Friday, November 15, 2013

Anatomy of a Boyfriend by Daria Snadowsky

Title: Anatomy of a Boyfriend
Author: Daria Snadowsky
Publisher: Delacorte Books for Young Readers (January 9, 2007)
Page Number: 272 
Rating: 4.5 Stars
Video Review: Anatomy of a Boyfreiend

Before this all happened, the closest I'd ever come to getting physical with a guy was playing the board game Operation. Okay, so maybe that sounds pathetic, but it's not like there were any guys at my high school who I cared to share more than three words with, let alone my body.

Then I met Wes, a track star senior from across town. Maybe it was his soulful blue eyes, or maybe my hormones just started raging. Either way, I was hooked. And after a while, he was too. I couldn't believe how intense my feelings became, or the fact that I was seeing—and touching—parts of the body I'd only read about in my Gray's Anatomy textbook. You could say Wes and I experienced a lot of firsts together that spring. It was scary. It was fun. It was love.

And then came the fall.

When I was asked to review this book on my vlog, it brought me back to my freshman year memories (5 years ago) in Geometry where I first read this book. At the time, I was too immature to handle the novel, and laughed incessantly at the sexual references with a vague understanding. Needless, to say, I did not love it as much then, because I did not really understand it. At the time, I thought it was just about a weird girl who wanted to study her boyfriend's...ahem...anatomy and lose her virginity. Once I read it the second time, I realized that it held much more meaning than a mediocre book with a horny teenage girl. In fact, I realized how honest and raw it was in depicting the intense emotions that a first love brings--from friendship, lust, love and heartache.

It began with a clumsy, anatomy obsessed teenage girl, Dom, whose school life never permitted her to consider the possibility of even having a boyfriend. However, this all changes when she encounters Wes, the male protagonist, who ends up being her first love. 

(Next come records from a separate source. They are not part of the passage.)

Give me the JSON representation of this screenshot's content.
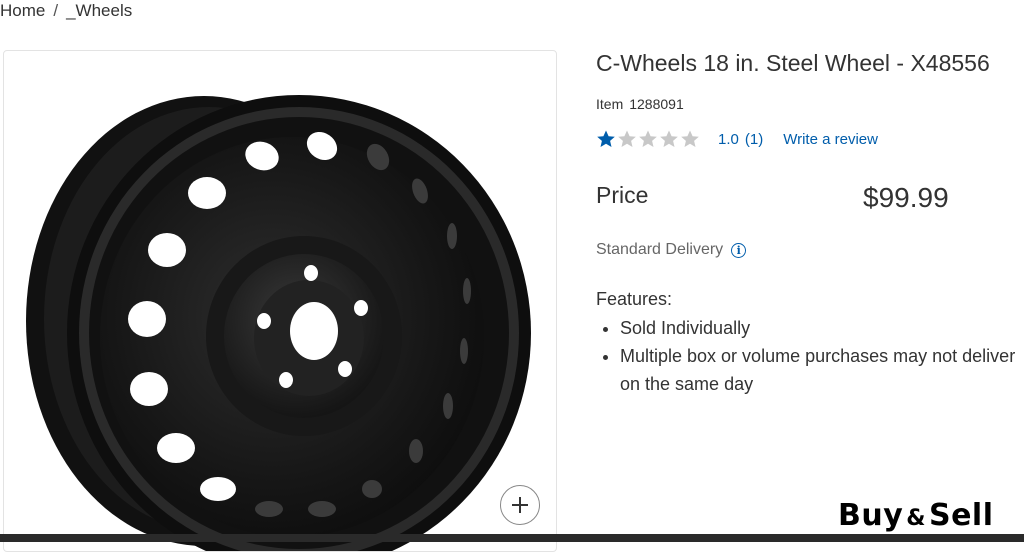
{
  "breadcrumb": {
    "home": "Home",
    "separator": "/",
    "category": "_Wheels"
  },
  "product": {
    "title": "C-Wheels 18 in. Steel Wheel - X48556",
    "item_label": "Item",
    "item_number": "1288091",
    "rating": {
      "value": 1.0,
      "display": "1.0",
      "count": "(1)",
      "max": 5,
      "write_review": "Write a review"
    },
    "price_label": "Price",
    "price": "$99.99",
    "delivery": "Standard Delivery",
    "features_label": "Features:",
    "features": [
      "Sold Individually",
      "Multiple box or volume purchases may not deliver on the same day"
    ]
  },
  "icons": {
    "zoom": "plus-icon",
    "info": "info-icon",
    "star": "star-icon"
  },
  "watermark": {
    "left": "Buy",
    "amp": "&",
    "right": "Sell"
  },
  "colors": {
    "link": "#005dab",
    "star_filled": "#005dab",
    "star_empty": "#c8c8c8",
    "wheel": "#1a1a1a"
  }
}
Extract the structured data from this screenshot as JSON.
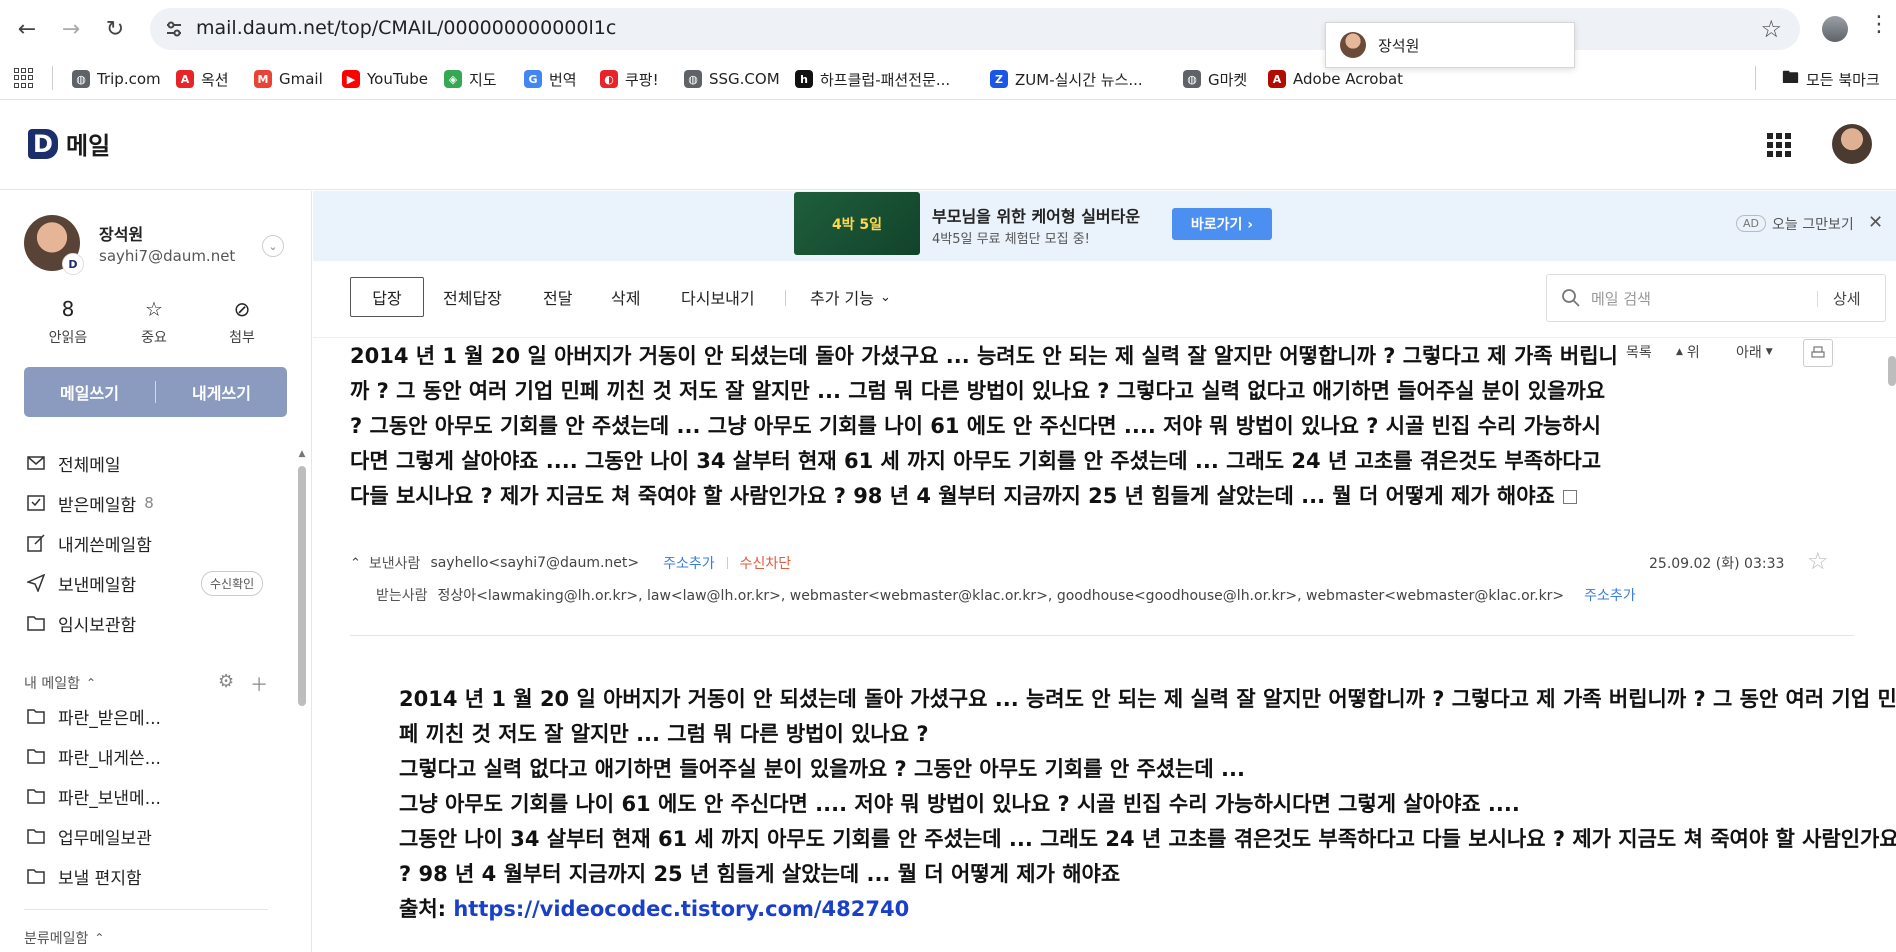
{
  "browser": {
    "url": "mail.daum.net/top/CMAIL/000000000000l1c",
    "profile_popup_name": "장석원",
    "bookmarks": [
      {
        "label": "Trip.com",
        "color": "#5f6368"
      },
      {
        "label": "옥션",
        "color": "#e8232a"
      },
      {
        "label": "Gmail",
        "color": "#ea4335"
      },
      {
        "label": "YouTube",
        "color": "#ff0000"
      },
      {
        "label": "지도",
        "color": "#34a853"
      },
      {
        "label": "번역",
        "color": "#4285f4"
      },
      {
        "label": "쿠팡!",
        "color": "#e8232a"
      },
      {
        "label": "SSG.COM",
        "color": "#5f6368"
      },
      {
        "label": "하프클럽-패션전문...",
        "color": "#111111"
      },
      {
        "label": "ZUM-실시간 뉴스...",
        "color": "#1a56e8"
      },
      {
        "label": "G마켓",
        "color": "#5f6368"
      },
      {
        "label": "Adobe Acrobat",
        "color": "#b30b00"
      }
    ],
    "all_bookmarks": "모든 북마크"
  },
  "header": {
    "logo_letter": "D",
    "title": "메일"
  },
  "user": {
    "name": "장석원",
    "email": "sayhi7@daum.net",
    "badge": "D"
  },
  "stats": [
    {
      "value": "8",
      "label": "안읽음"
    },
    {
      "value": "☆",
      "label": "중요"
    },
    {
      "value": "⊘",
      "label": "첨부"
    }
  ],
  "write": {
    "compose": "메일쓰기",
    "to_me": "내게쓰기"
  },
  "folders": [
    {
      "label": "전체메일",
      "count": ""
    },
    {
      "label": "받은메일함",
      "count": "8"
    },
    {
      "label": "내게쓴메일함",
      "count": ""
    },
    {
      "label": "보낸메일함",
      "count": "",
      "chip": "수신확인"
    },
    {
      "label": "임시보관함",
      "count": ""
    }
  ],
  "my_folders_title": "내 메일함",
  "my_folders": [
    {
      "label": "파란_받은메..."
    },
    {
      "label": "파란_내게쓴..."
    },
    {
      "label": "파란_보낸메..."
    },
    {
      "label": "업무메일보관"
    },
    {
      "label": "보낼 편지함"
    }
  ],
  "category_title": "분류메일함",
  "ad": {
    "image_text": "4박 5일",
    "title": "부모님을 위한 케어형 실버타운",
    "subtitle": "4박5일 무료 체험단 모집 중!",
    "button": "바로가기",
    "tag": "AD",
    "dismiss": "오늘 그만보기"
  },
  "toolbar": {
    "reply": "답장",
    "reply_all": "전체답장",
    "forward": "전달",
    "delete": "삭제",
    "resend": "다시보내기",
    "more": "추가 기능",
    "search_placeholder": "메일 검색",
    "advanced": "상세"
  },
  "mail": {
    "subject": "2014 년 1 월 20 일 아버지가 거동이 안 되셨는데 돌아 가셨구요 ... 능려도 안 되는 제 실력 잘 알지만 어떻합니까 ? 그렇다고 제 가족 버립니까 ? 그 동안 여러 기업 민페 끼친 것 저도 잘 알지만 ... 그럼 뭐 다른 방법이 있나요 ? 그렇다고 실력 없다고 애기하면 들어주실 분이 있을까요 ? 그동안 아무도 기회를 안 주셨는데 ... 그냥 아무도 기회를 나이 61 에도 안 주신다면 .... 저야 뭐 방법이 있나요 ? 시골 빈집 수리 가능하시다면 그렇게 살아야죠 .... 그동안 나이 34 살부터 현재 61 세 까지 아무도 기회를 안 주셨는데 ... 그래도 24 년 고초를 겪은것도 부족하다고 다들 보시나요 ? 제가 지금도 쳐 죽여야 할 사람인가요 ? 98 년 4 월부터 지금까지 25 년 힘들게 살았는데 ... 뭘 더 어떻게 제가 해야죠",
    "list": "목록",
    "up": "위",
    "down": "아래",
    "sender_label": "보낸사람",
    "sender": "sayhello<sayhi7@daum.net>",
    "add_contact": "주소추가",
    "block": "수신차단",
    "date": "25.09.02 (화) 03:33",
    "recipient_label": "받는사람",
    "recipients": "정상아<lawmaking@lh.or.kr>, law<law@lh.or.kr>, webmaster<webmaster@klac.or.kr>, goodhouse<goodhouse@lh.or.kr>, webmaster<webmaster@klac.or.kr>",
    "add_contact2": "주소추가",
    "body": [
      "2014 년 1 월 20 일 아버지가 거동이 안 되셨는데 돌아 가셨구요 ... 능려도 안 되는 제 실력 잘 알지만 어떻합니까 ? 그렇다고 제 가족 버립니까 ? 그 동안 여러 기업 민페 끼친 것 저도 잘 알지만 ... 그럼 뭐 다른 방법이 있나요 ?",
      "그렇다고 실력 없다고 애기하면 들어주실 분이 있을까요 ? 그동안 아무도 기회를 안 주셨는데 ...",
      "그냥 아무도 기회를 나이 61 에도 안 주신다면 .... 저야 뭐 방법이 있나요 ? 시골 빈집 수리 가능하시다면 그렇게 살아야죠 ....",
      "그동안 나이 34 살부터 현재 61 세 까지 아무도 기회를 안 주셨는데 ... 그래도 24 년 고초를 겪은것도 부족하다고 다들 보시나요 ? 제가 지금도 쳐 죽여야 할 사람인가요 ? 98 년 4 월부터 지금까지 25 년 힘들게 살았는데 ... 뭘 더 어떻게 제가 해야죠"
    ],
    "source_label": "출처: ",
    "source_link": "https://videocodec.tistory.com/482740"
  }
}
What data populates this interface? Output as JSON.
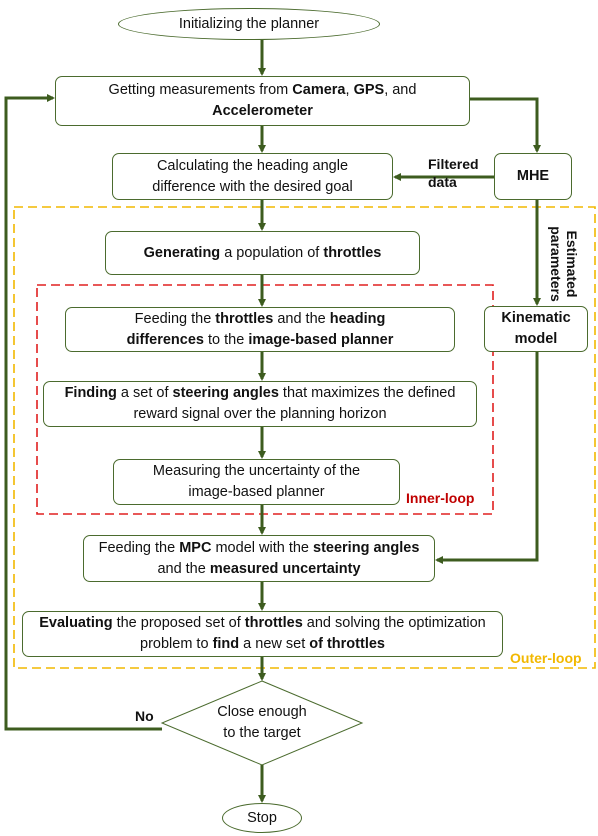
{
  "colors": {
    "flow_line": "#3d5c1f",
    "node_border": "#4b6b2e",
    "inner_loop": "#e02020",
    "outer_loop": "#f2b800",
    "inner_label": "#c00000",
    "outer_label": "#f2b800"
  },
  "nodes": {
    "start": [
      {
        "t": "Initializing the planner",
        "b": false
      }
    ],
    "measure": [
      {
        "t": "Getting measurements from ",
        "b": false
      },
      {
        "t": "Camera",
        "b": true
      },
      {
        "t": ", ",
        "b": false
      },
      {
        "t": "GPS",
        "b": true
      },
      {
        "t": ", and ",
        "b": false
      },
      {
        "t": "Accelerometer",
        "b": true
      }
    ],
    "heading": [
      {
        "t": "Calculating the heading angle difference with the desired goal",
        "b": false
      }
    ],
    "mhe": [
      {
        "t": "MHE",
        "b": true
      }
    ],
    "generate": [
      {
        "t": "Generating",
        "b": true
      },
      {
        "t": " a population of ",
        "b": false
      },
      {
        "t": "throttles",
        "b": true
      }
    ],
    "feed_planner": [
      {
        "t": "Feeding the ",
        "b": false
      },
      {
        "t": "throttles",
        "b": true
      },
      {
        "t": " and the ",
        "b": false
      },
      {
        "t": "heading differences",
        "b": true
      },
      {
        "t": " to the ",
        "b": false
      },
      {
        "t": "image-based planner",
        "b": true
      }
    ],
    "kinematic": [
      {
        "t": "Kinematic model",
        "b": true
      }
    ],
    "find": [
      {
        "t": "Finding",
        "b": true
      },
      {
        "t": " a set of ",
        "b": false
      },
      {
        "t": "steering angles",
        "b": true
      },
      {
        "t": " that maximizes the defined reward signal over the planning horizon",
        "b": false
      }
    ],
    "uncertainty": [
      {
        "t": "Measuring the uncertainty of the image-based planner",
        "b": false
      }
    ],
    "mpc": [
      {
        "t": "Feeding the ",
        "b": false
      },
      {
        "t": "MPC",
        "b": true
      },
      {
        "t": " model with the ",
        "b": false
      },
      {
        "t": "steering angles",
        "b": true
      },
      {
        "t": " and the ",
        "b": false
      },
      {
        "t": "measured uncertainty",
        "b": true
      }
    ],
    "evaluate": [
      {
        "t": "Evaluating",
        "b": true
      },
      {
        "t": " the proposed set of ",
        "b": false
      },
      {
        "t": "throttles",
        "b": true
      },
      {
        "t": " and solving the optimization problem to ",
        "b": false
      },
      {
        "t": "find",
        "b": true
      },
      {
        "t": " a new set ",
        "b": false
      },
      {
        "t": "of throttles",
        "b": true
      }
    ],
    "decision": [
      {
        "t": "Close enough to the target",
        "b": false
      }
    ],
    "stop": [
      {
        "t": "Stop",
        "b": false
      }
    ]
  },
  "labels": {
    "filtered_data": "Filtered data",
    "estimated_parameters": "Estimated parameters",
    "inner_loop": "Inner-loop",
    "outer_loop": "Outer-loop",
    "no": "No"
  }
}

I found the novel very humorous, snarky, witty, and awkward at the same time. Snadowsky has no problem in blatantly writing about sex in the innocent view of a virginal teenage girl. Dom, whose dream is to become a surgeon, probably knows so much about sex in a medical way, but her innocence and lack of experience shows when she is put in relationship-like circumstances with Wes. 

I really enjoyed Dom's character, because I like her intelligence, neediness, and lustfulness. I loved how she portrayed a lovestruck teenage girl whose world revolved around her boyfriend, because it is so relatable for young adults her age to feel the same way. I find that people can easily connect with this book, because they either feel one of two things: reminiscing about their first love, or anxiously awaiting for the first love to come. 

I also find the progression of the story to be charming, because Snadowsky did not sugarcoat the awkward sides of the relationship. She did not make the first time to be amazing and magical, because 8 times out of 10, not every girl enjoys her first time. Snadowsky wrote the awkward scenes with the purpose of having a realistic portrayal of the trials and errors of first love, because frankly, it really starts off as experimentation. 

My only qualms in this book is Dom's character flaw in making Wes to be the center of her world. I disliked that she aimed the most important decisions of her life with Wes always in mind; forgetting what she truly wanted. Also, Dominque's obsession with anatomy is a little too weird. I am more of a physiology kind of girl, but I would never think about the anatomical parts of a man, and label them in my head in the times of intimacy, I guess she did that to comfort herself in the awkwardness of the situation, but it was still too weird for me.

Anatomy of a Boyfriend is a wonderful read, that will have many readers reminiscing the days of their first loves, and have many awaiting theirs!